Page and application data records
== Segment start ==

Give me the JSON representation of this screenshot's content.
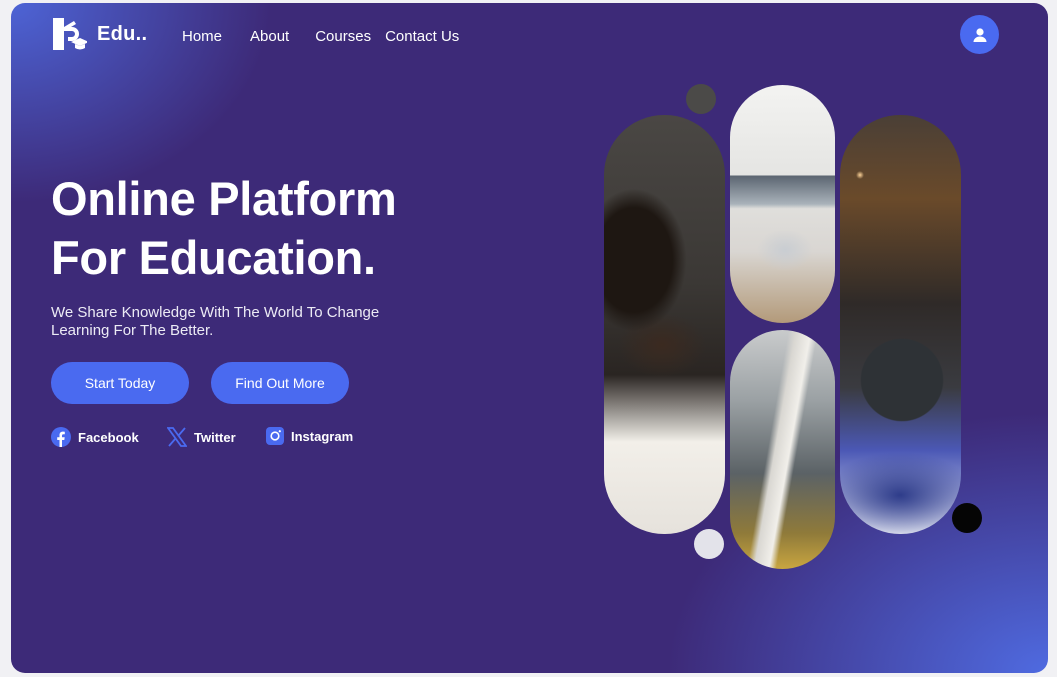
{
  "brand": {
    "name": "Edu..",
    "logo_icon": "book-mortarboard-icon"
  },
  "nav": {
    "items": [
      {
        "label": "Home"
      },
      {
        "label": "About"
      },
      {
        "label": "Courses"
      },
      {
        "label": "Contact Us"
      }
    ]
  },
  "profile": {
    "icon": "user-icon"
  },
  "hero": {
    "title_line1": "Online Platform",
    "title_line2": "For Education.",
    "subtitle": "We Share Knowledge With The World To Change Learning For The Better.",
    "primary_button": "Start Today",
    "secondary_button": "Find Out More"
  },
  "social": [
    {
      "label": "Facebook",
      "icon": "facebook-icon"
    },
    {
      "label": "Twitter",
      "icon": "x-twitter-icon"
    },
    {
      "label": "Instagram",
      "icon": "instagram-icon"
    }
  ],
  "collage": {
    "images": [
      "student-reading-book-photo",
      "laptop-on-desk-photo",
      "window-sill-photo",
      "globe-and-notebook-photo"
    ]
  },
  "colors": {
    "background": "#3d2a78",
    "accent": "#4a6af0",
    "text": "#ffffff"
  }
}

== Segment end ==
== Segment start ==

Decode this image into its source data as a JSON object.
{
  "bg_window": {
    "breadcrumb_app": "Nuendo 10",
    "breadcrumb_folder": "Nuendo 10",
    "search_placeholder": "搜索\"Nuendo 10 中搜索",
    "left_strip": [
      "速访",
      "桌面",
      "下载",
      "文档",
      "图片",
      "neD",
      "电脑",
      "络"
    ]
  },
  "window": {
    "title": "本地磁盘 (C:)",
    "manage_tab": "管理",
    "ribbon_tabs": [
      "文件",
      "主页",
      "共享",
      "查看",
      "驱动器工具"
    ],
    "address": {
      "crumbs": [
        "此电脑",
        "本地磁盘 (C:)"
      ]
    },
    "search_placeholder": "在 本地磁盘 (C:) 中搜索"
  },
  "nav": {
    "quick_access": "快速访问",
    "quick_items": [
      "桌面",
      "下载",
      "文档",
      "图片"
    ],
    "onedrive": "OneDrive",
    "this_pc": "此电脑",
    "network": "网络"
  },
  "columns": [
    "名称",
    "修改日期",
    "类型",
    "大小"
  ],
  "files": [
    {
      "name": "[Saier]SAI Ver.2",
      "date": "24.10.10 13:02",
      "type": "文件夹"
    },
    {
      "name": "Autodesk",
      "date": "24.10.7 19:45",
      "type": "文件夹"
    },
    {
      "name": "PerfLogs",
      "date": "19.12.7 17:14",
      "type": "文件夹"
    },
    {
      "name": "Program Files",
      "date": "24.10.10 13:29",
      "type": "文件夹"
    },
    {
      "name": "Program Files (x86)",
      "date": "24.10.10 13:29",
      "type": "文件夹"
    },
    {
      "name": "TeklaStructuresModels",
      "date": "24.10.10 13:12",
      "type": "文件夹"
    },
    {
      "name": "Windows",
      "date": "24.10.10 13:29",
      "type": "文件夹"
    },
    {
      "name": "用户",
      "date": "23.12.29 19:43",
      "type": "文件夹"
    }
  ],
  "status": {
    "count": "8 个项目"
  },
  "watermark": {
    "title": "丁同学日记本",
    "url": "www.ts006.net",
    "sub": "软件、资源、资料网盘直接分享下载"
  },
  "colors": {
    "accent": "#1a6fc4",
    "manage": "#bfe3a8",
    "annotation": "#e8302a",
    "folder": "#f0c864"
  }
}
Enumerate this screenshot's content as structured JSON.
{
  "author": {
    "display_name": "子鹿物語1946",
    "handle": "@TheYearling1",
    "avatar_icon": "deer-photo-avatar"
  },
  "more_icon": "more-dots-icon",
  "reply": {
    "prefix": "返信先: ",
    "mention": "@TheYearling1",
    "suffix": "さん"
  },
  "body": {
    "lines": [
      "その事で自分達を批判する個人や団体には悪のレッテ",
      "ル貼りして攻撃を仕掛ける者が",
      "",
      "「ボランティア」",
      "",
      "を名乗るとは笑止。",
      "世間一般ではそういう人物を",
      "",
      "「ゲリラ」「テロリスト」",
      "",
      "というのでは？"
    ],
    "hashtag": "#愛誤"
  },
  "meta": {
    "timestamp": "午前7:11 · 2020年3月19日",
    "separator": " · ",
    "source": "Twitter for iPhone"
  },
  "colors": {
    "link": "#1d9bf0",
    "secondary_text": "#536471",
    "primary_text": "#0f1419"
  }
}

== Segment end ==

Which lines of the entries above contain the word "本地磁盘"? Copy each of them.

    "title": "本地磁盘 (C:)",
        "本地磁盘 (C:)"
    "search_placeholder": "在 本地磁盘 (C:) 中搜索"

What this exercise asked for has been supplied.